Activity:
Every record below, from first to last, should be copied exactly; leave the pictures out.

(Entries from a dataset of interfaces)

________________

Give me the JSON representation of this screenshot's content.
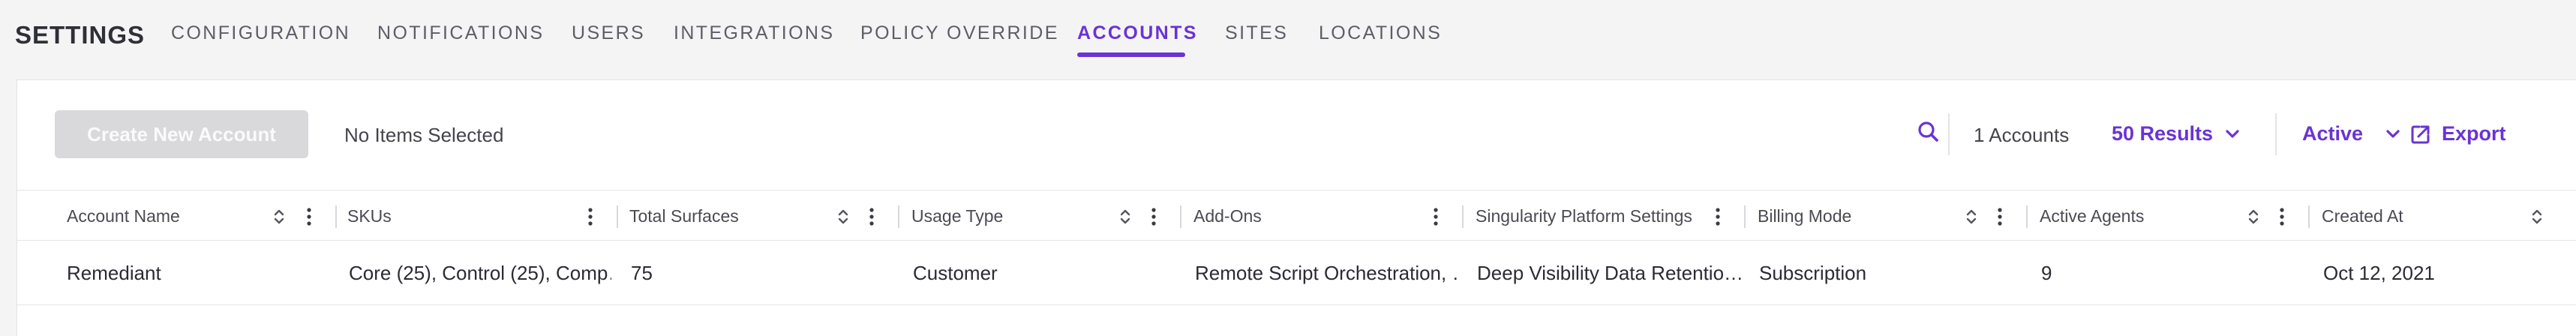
{
  "header": {
    "title": "SETTINGS",
    "tabs": [
      {
        "label": "CONFIGURATION"
      },
      {
        "label": "NOTIFICATIONS"
      },
      {
        "label": "USERS"
      },
      {
        "label": "INTEGRATIONS"
      },
      {
        "label": "POLICY OVERRIDE"
      },
      {
        "label": "ACCOUNTS",
        "active": true
      },
      {
        "label": "SITES"
      },
      {
        "label": "LOCATIONS"
      }
    ]
  },
  "toolbar": {
    "create_label": "Create New Account",
    "selection_text": "No Items Selected",
    "count_text": "1 Accounts",
    "results_label": "50 Results",
    "filter_label": "Active",
    "export_label": "Export"
  },
  "table": {
    "columns": [
      {
        "label": "Account Name"
      },
      {
        "label": "SKUs"
      },
      {
        "label": "Total Surfaces"
      },
      {
        "label": "Usage Type"
      },
      {
        "label": "Add-Ons"
      },
      {
        "label": "Singularity Platform Settings"
      },
      {
        "label": "Billing Mode"
      },
      {
        "label": "Active Agents"
      },
      {
        "label": "Created At"
      }
    ],
    "rows": [
      {
        "cells": [
          "Remediant",
          "Core (25), Control (25), Comp…",
          "75",
          "Customer",
          "Remote Script Orchestration, …",
          "Deep Visibility Data Retentio…",
          "Subscription",
          "9",
          "Oct 12, 2021"
        ]
      }
    ]
  },
  "colors": {
    "accent": "#6a33d4",
    "background": "#f4f4f5",
    "panel": "#ffffff",
    "disabled_button": "#d9d9dc"
  }
}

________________

Answer space:
Give me the JSON representation of this screenshot's content.
{
  "header": {
    "title": "SETTINGS",
    "tabs": [
      {
        "label": "CONFIGURATION"
      },
      {
        "label": "NOTIFICATIONS"
      },
      {
        "label": "USERS"
      },
      {
        "label": "INTEGRATIONS"
      },
      {
        "label": "POLICY OVERRIDE"
      },
      {
        "label": "ACCOUNTS",
        "active": true
      },
      {
        "label": "SITES"
      },
      {
        "label": "LOCATIONS"
      }
    ]
  },
  "toolbar": {
    "create_label": "Create New Account",
    "selection_text": "No Items Selected",
    "count_text": "1 Accounts",
    "results_label": "50 Results",
    "filter_label": "Active",
    "export_label": "Export"
  },
  "table": {
    "columns": [
      {
        "label": "Account Name"
      },
      {
        "label": "SKUs"
      },
      {
        "label": "Total Surfaces"
      },
      {
        "label": "Usage Type"
      },
      {
        "label": "Add-Ons"
      },
      {
        "label": "Singularity Platform Settings"
      },
      {
        "label": "Billing Mode"
      },
      {
        "label": "Active Agents"
      },
      {
        "label": "Created At"
      }
    ],
    "rows": [
      {
        "cells": [
          "Remediant",
          "Core (25), Control (25), Comp…",
          "75",
          "Customer",
          "Remote Script Orchestration, …",
          "Deep Visibility Data Retentio…",
          "Subscription",
          "9",
          "Oct 12, 2021"
        ]
      }
    ]
  },
  "colors": {
    "accent": "#6a33d4",
    "background": "#f4f4f5",
    "panel": "#ffffff",
    "disabled_button": "#d9d9dc"
  }
}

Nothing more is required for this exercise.